Next to cut, colour is the most important grading factor because it is noticeable and visible to the naked eye. For engagement rings, we would recommend I colour or better.
Diamonds are formed deep in the earth in extreme heat and pressure. As a result of this millennial long process, small imperfections can be formed in a diamond. These natural characteristics inside the crystal are referred to as inclusions, and blemishes if they are on the surface. The clarity of the diamond is graded based on these flaws. Diamonds that contain a large amount of inclusions and blemishes can be less brilliant than other diamonds because they can block the path of light through the diamond.
An inclusion’s position inside a diamond can play a large role in their visibility. Diamond cutters are cautious when cutting diamonds to ensure that the smallest amount of inclusions can be visible through the table (top) of the diamond.

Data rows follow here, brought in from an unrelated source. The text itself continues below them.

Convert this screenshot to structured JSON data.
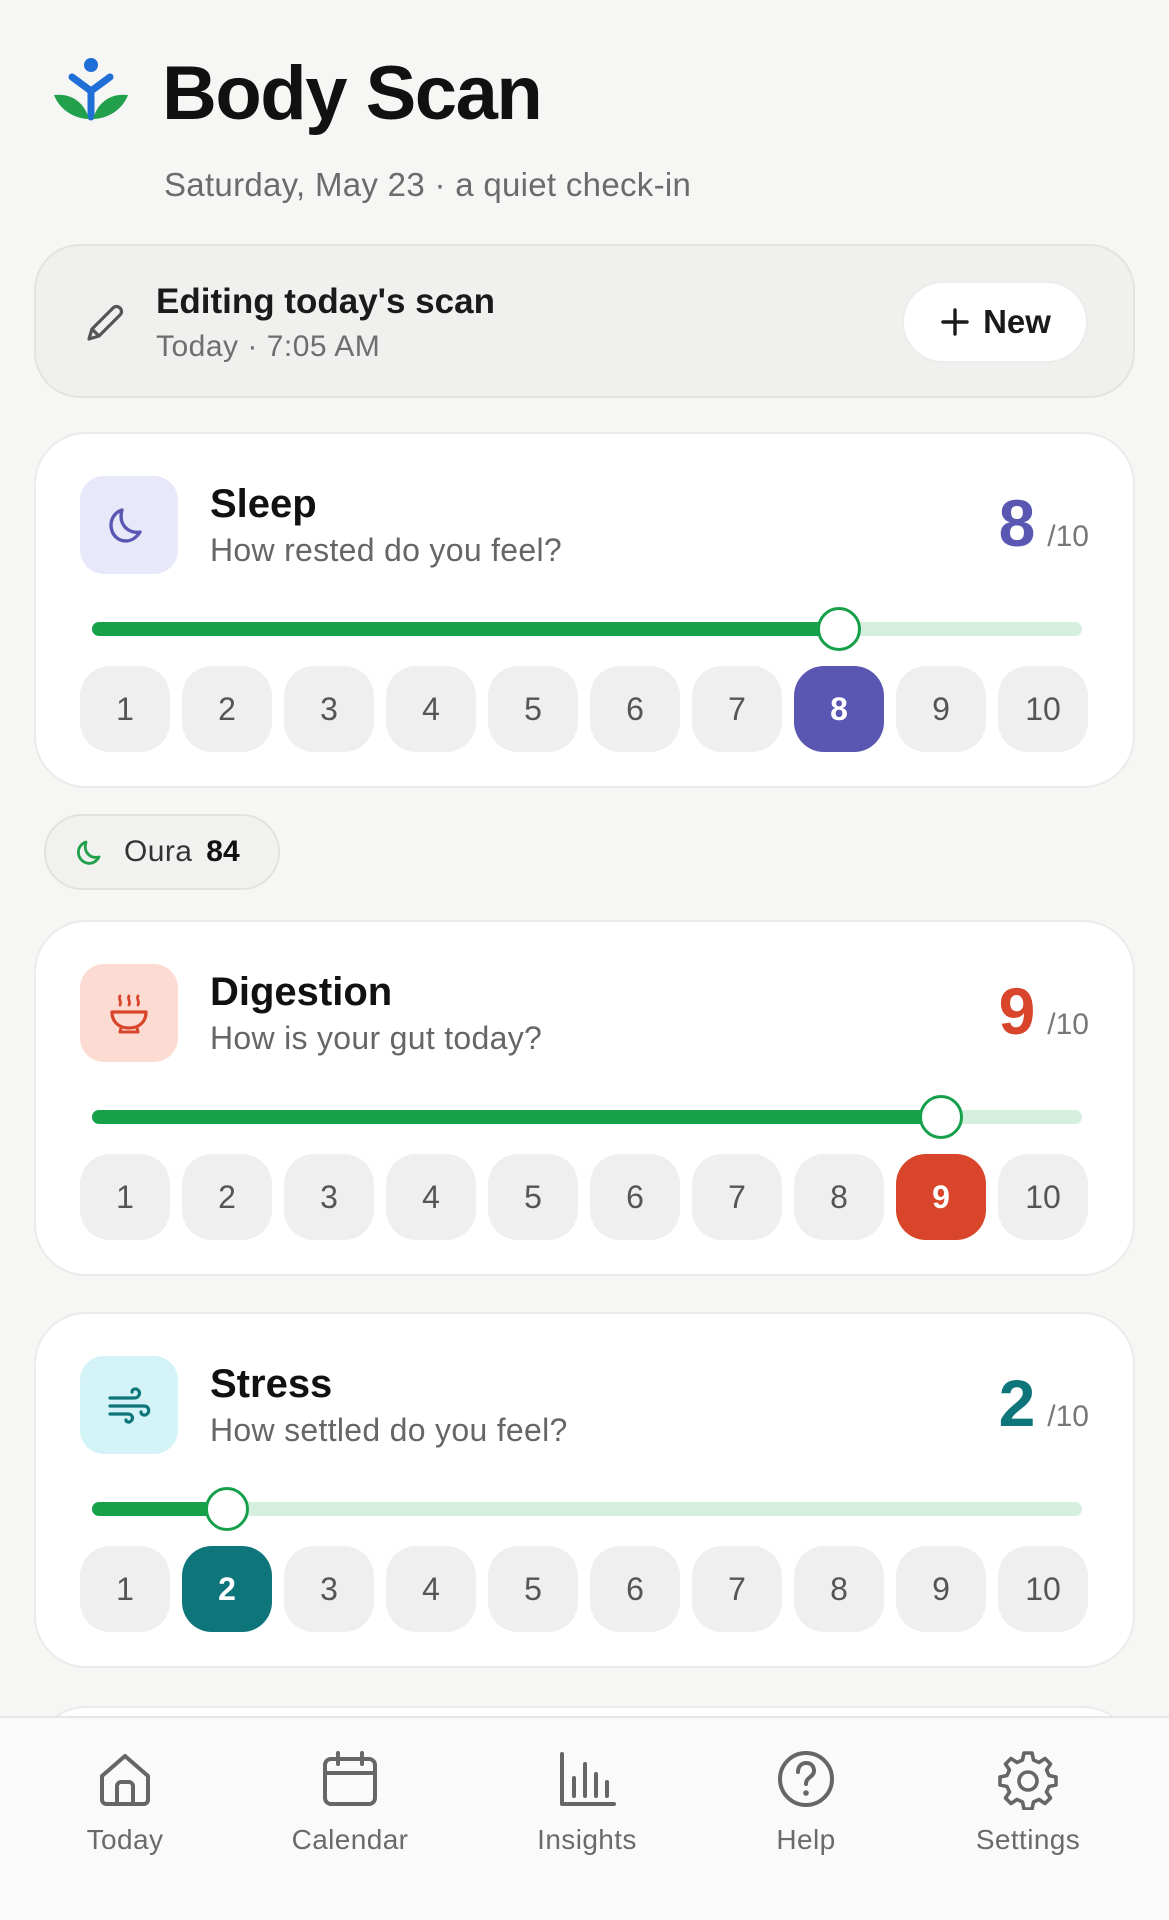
{
  "header": {
    "title": "Body Scan",
    "subtitle": "Saturday, May 23 · a quiet check-in"
  },
  "edit_banner": {
    "title": "Editing today's scan",
    "time": "Today · 7:05 AM",
    "new_label": "New"
  },
  "colors": {
    "sleep": "#5a57b3",
    "digestion": "#d8452a",
    "stress": "#0e767a",
    "slider_fill": "#16a04a"
  },
  "cards": [
    {
      "title": "Sleep",
      "question": "How rested do you feel?",
      "icon": "moon-icon",
      "value": "8",
      "max": "/10",
      "level": 8
    },
    {
      "title": "Digestion",
      "question": "How is your gut today?",
      "icon": "bowl-icon",
      "value": "9",
      "max": "/10",
      "level": 9
    },
    {
      "title": "Stress",
      "question": "How settled do you feel?",
      "icon": "wind-icon",
      "value": "2",
      "max": "/10",
      "level": 2
    }
  ],
  "scale": [
    "1",
    "2",
    "3",
    "4",
    "5",
    "6",
    "7",
    "8",
    "9",
    "10"
  ],
  "oura": {
    "label": "Oura",
    "value": "84"
  },
  "nav": {
    "today": "Today",
    "calendar": "Calendar",
    "insights": "Insights",
    "help": "Help",
    "settings": "Settings"
  }
}
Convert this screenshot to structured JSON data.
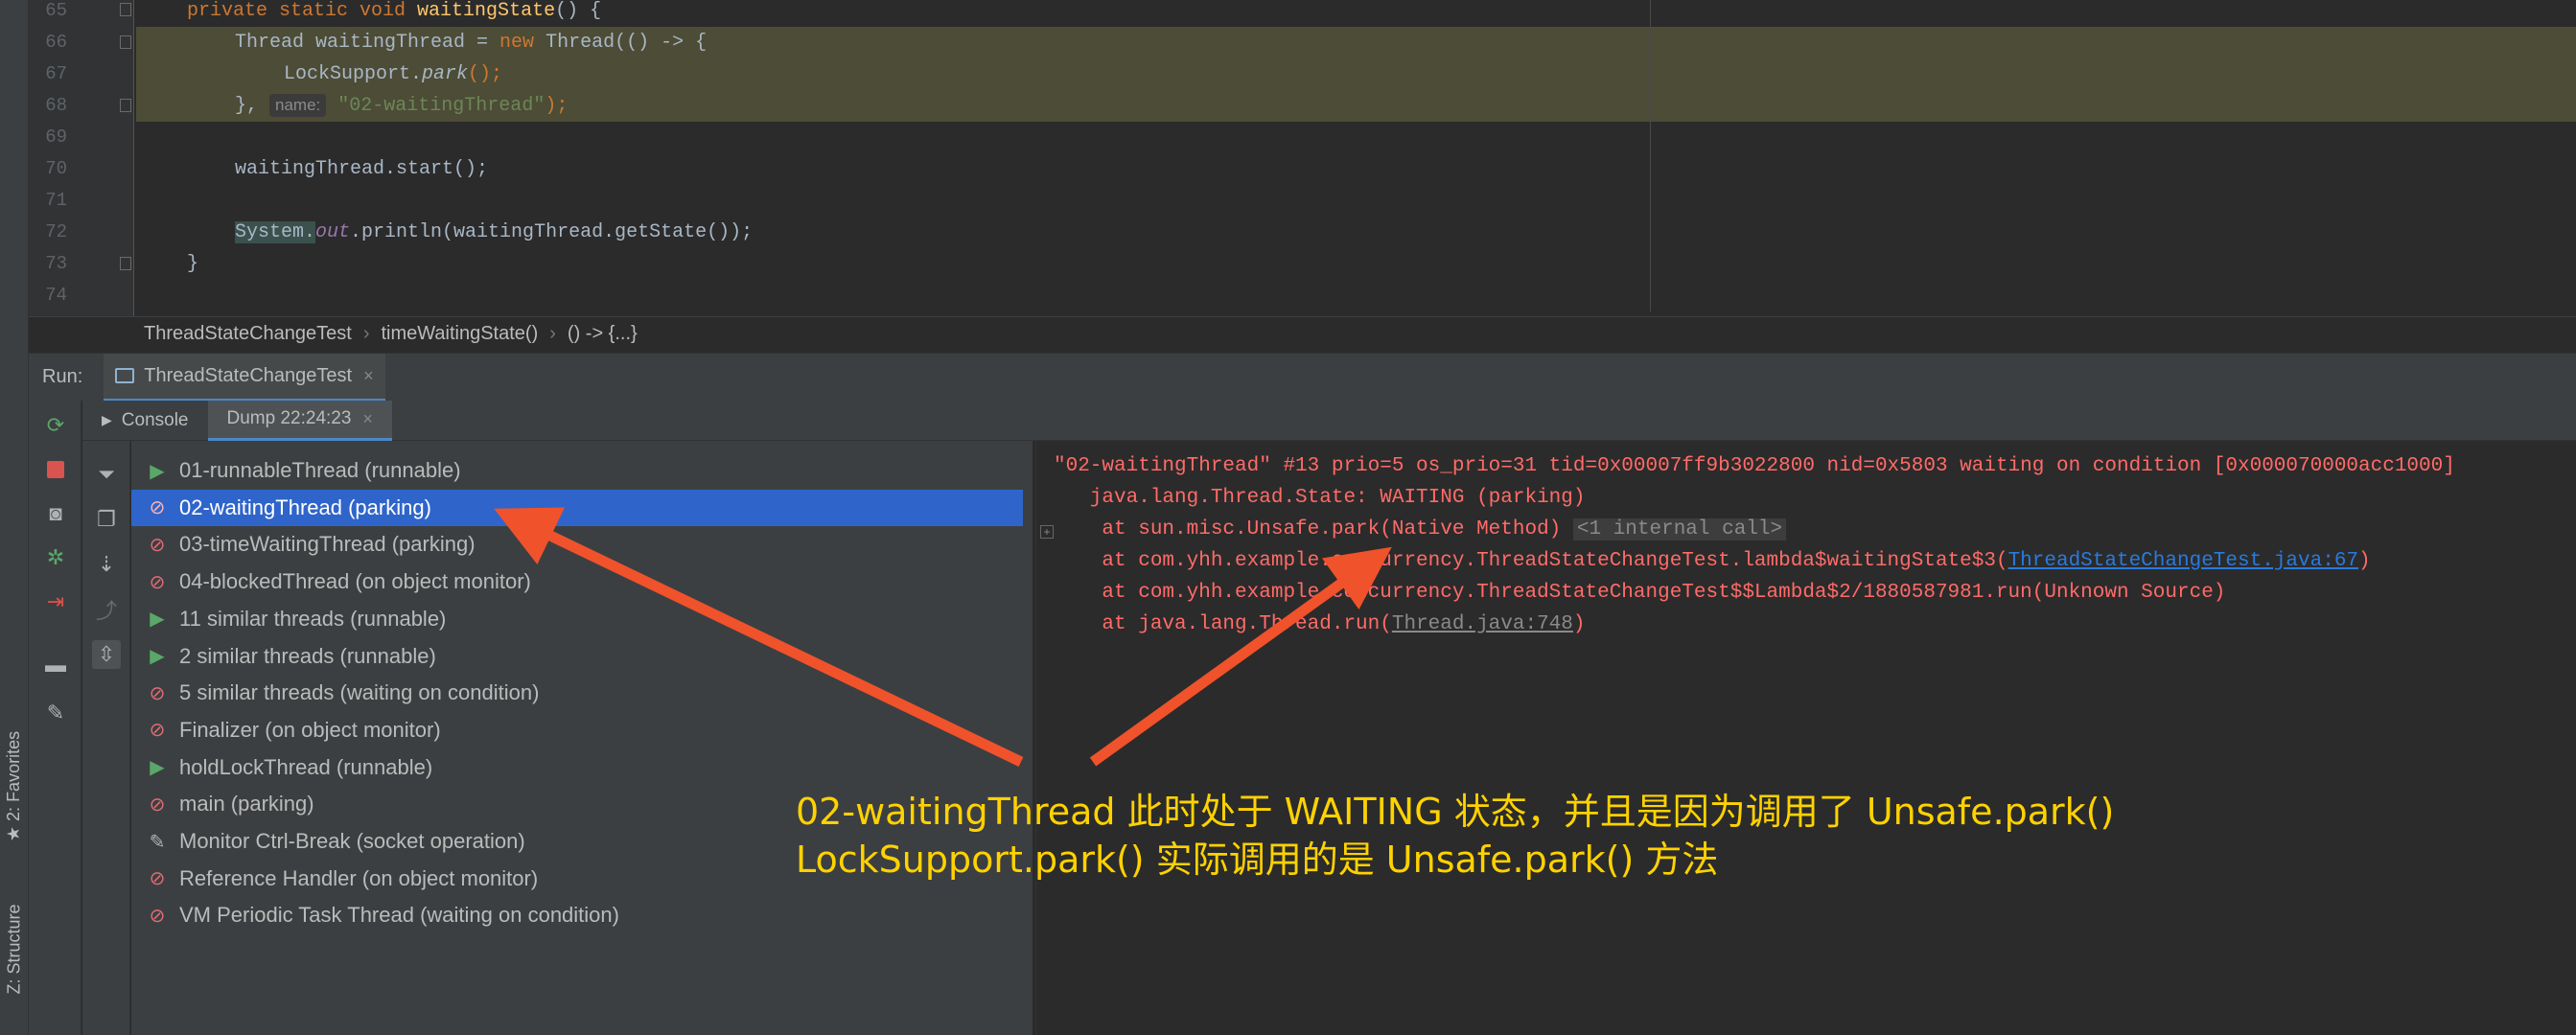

Many diamonds are graded using the eleven point diamond clarity scale created by the GIA. The number, size, colour, reflectivity and position of every flaw visible under 10x magnification is considered when identifying a diamond’s clarity.
Cut is one of the most important factors when looking for a diamond as it has the largest impact on the overall performance. It specifically refers to the quality of the cut and should not be confused with the shape of the diamond, as only certain shapes are graded on their cut.
The most popular and most vivid shape is the round brilliant cut, which was invented in 1919 by an engineer and mathematician, Marcel Tolkowsky.
The most important factors in cut grading are:
Brightness: The amount of white light reflected from a diamond.
Fire: The scattering of light into all colours of the rainbow.
Scintillation: The sparkle of the diamond and the patterns of light and dark areas of the diamond.
In order to maximize sparkle, a diamond must be cut to specific parameters. The grading is based upon the symmetry of the facets, durability of the diamond and the cleanliness of the surface polish. According to the Gemological Institute of America (GIA), the cut grading scale is categorized into 5 grades: Excellent, Very Good, Good, Fair and Poor.
In keeping with top industry standards, we chose only to stock the highest quality of diamonds of very good quality or better. Our store specializes in GIA Excellent to Very Good cuts, AGS Ideal to Excellent cuts and Forevermark Excellent to Very Good cuts.
Certification (the 5th C)
Certification is important when buying a diamond. Certificates for diamonds usually come with diamonds over 30 points or 0.30cts. Certificates come from a 3rd party gemologist group such as GIA (Gemological Institute of America), AGS (American Gem Society), and EGL (European Gemological Laboratory). These are the most recognizable types of gem certification. A certification documents the 4cs of the diamond and any unique registration marks. The main thing to know here is each company grades diamonds differently. In the end they use the same grading ratings, but how they decide what diamond goes into what category is different. For example, GIA and AGS certificates are very strict in their grading and therefore more sought after. EGL tends to be slightly more lenient in their ratings. This means an EGL rated VVS diamond could be considered a VS or even SI in GIA and AGS standards. Their rating are not wrong, they just have a different scale they judge by. So typically an EGL VS clarity diamond will cost less than an AGS rated VS diamond.